Julsrud Figurines representing ancient reptiles with two legs

Polo continued his chapter by explaining how the local citizens of the area hunted and killed the creatures. He noted that the creatures were nocturnal (assisted by “eyes larger than a loaf”), dwelling in “caverns” during the day to avoid the heat. After the creatures killed their prey, Polo wrote that they would find a water source such as a lake, spring, or river. The serpents’ massive bodies left “deep impressions” in their paths “as if a heavy beam had been drawn along the sands” (p. 159). The creatures followed these same rutted paths regularly. Since their route was predictable, the natives buried large “wooden stakes tipped with sharp iron spikes, which they cover with sand” (p. 159). Polo reported that these spikes so severely wounded the creatures that they died quickly.

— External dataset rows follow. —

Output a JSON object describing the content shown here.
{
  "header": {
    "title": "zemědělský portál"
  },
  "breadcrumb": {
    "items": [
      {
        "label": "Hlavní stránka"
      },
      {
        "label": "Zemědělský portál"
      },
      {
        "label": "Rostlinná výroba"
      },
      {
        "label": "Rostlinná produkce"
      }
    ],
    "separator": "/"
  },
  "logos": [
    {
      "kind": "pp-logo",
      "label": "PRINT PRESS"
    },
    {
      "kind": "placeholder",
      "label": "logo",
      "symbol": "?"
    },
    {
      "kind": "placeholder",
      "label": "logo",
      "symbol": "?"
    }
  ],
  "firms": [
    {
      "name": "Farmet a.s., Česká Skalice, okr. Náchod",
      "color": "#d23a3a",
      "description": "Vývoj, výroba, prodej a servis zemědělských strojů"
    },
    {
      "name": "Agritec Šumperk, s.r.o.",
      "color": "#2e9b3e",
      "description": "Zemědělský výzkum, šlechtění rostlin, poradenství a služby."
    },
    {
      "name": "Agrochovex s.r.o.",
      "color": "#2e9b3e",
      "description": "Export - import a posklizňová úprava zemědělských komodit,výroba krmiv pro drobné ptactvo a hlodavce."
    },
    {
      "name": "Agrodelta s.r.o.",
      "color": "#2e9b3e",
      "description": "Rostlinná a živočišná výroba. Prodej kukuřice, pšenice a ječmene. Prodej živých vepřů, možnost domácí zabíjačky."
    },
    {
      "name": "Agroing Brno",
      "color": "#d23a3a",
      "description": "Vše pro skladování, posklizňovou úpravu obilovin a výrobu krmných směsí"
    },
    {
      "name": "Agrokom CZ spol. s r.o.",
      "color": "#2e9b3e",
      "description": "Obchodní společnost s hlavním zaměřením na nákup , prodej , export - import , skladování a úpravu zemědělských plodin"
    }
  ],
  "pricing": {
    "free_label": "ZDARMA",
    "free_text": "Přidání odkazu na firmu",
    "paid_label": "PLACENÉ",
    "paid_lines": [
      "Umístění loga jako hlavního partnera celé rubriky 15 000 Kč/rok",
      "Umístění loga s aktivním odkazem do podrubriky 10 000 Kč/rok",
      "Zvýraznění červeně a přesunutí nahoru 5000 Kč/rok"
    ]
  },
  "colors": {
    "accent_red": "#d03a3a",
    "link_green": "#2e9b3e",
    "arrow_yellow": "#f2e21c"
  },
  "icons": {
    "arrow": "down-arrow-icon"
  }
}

The 21st-century reader cannot help but be captivated by several items of interest in Polo’s account. First, his account of these creatures sounds remarkably like many dragon legends that circulated in the Far East. Yet Polo relates his information without any embellished mythologizing. His description is exactly what a person would expect from a traveler who had seen such a creature, and who had discussed its habits with the natives. In short, Polo matter-of-factly described an actual creature living during his time that modern people would certainly call a dragon.

The idea that Polo actually saw a huge serpent, with two legs near

Photos by Don Patton

the front of its body, that matches a description of a dragon perfectly, does not sit well with many modern scholars. In fact, in the Signet Classics edition of Polo’s writings, an editor’s note in the text says that these creatures were crocodiles. Immediately following the description of the two front legs, an asterisk in the text takes the reader to another editor’s note that states: “Strangely, Polo seems not to have noted the other two legs possessed by all fully equipped crocodiles” (p. 159). Supposedly, according to the editor, Polo described the length and bulk of the creature, noted the front legs and mentioned exactly how many claws were on them, described the face and teeth in remarkable detail, but simply forgot to mention the two back legs! Furthermore, crocodiles have five claws on their front legs, not three.

There are several reasons why many modern minds want to reject the idea that only a few hundred years ago, humans interacted with reptiles that match descriptions of dragons. One of the most powerful reasons is the fact that many of these “dragon” descriptions perfectly match the anatomy of well-known dinosaurs that scientists claim died out millions of years ago. Eric Lyons has done a masterful job of connecting dinosaurs to dragons, using many of the evolutionists own admissions (Lyons, 2007). Furthermore, Polo’s description of these reptiles matches ancient artifacts in collections, such as the Julsrud collection, that unmistakably contain well-known dinosaur representations (see Butt, 2008).

If God made all land-living animals on day six of Creation, along with the first human pair, then we would expect to find ancient stories and art that connect humans and dinosaurs living at the same time. There is no need to explain away descriptions, like Polo’s, of creatures that sound like dragons and dinosaurs. If evolution is true, however, there is no reasonable explanation for the dragon legends that span the globe and the centuries. All ancient depictions and descriptions must be altered, distorted, or reworded to avoid the idea that humans and dragons/dinosaur-like reptiles coexisted. When the facts are taken at face value, an honest observer is forced to conclude that humans lived on the Earth with huge reptiles that are now extinct. The ancients often called them dragons. We call them dinosaurs.




Butt, Kyle (2008), “Physical Evidence for the Coexistence of Dinosaurs and Humans: Part 2,” Reason & Revelation, [On-line], URL:

Lyons, Eric Lyons (2007), “Historical Support for the Coexistence of Dinosaurs and Humans: Parts 1 & 2,” Reason & Revelation, [On-line], URL: and

Polo, Marco (1961), The Travels of Marco Polo (New York: Signet Classics).


A copied sheet of paper

REPRODUCTION & DISCLAIMERS: We are happy to grant permission for this article to be reproduced in part or in its entirety, as long as our stipulations are observed.

Reproduction Stipulations→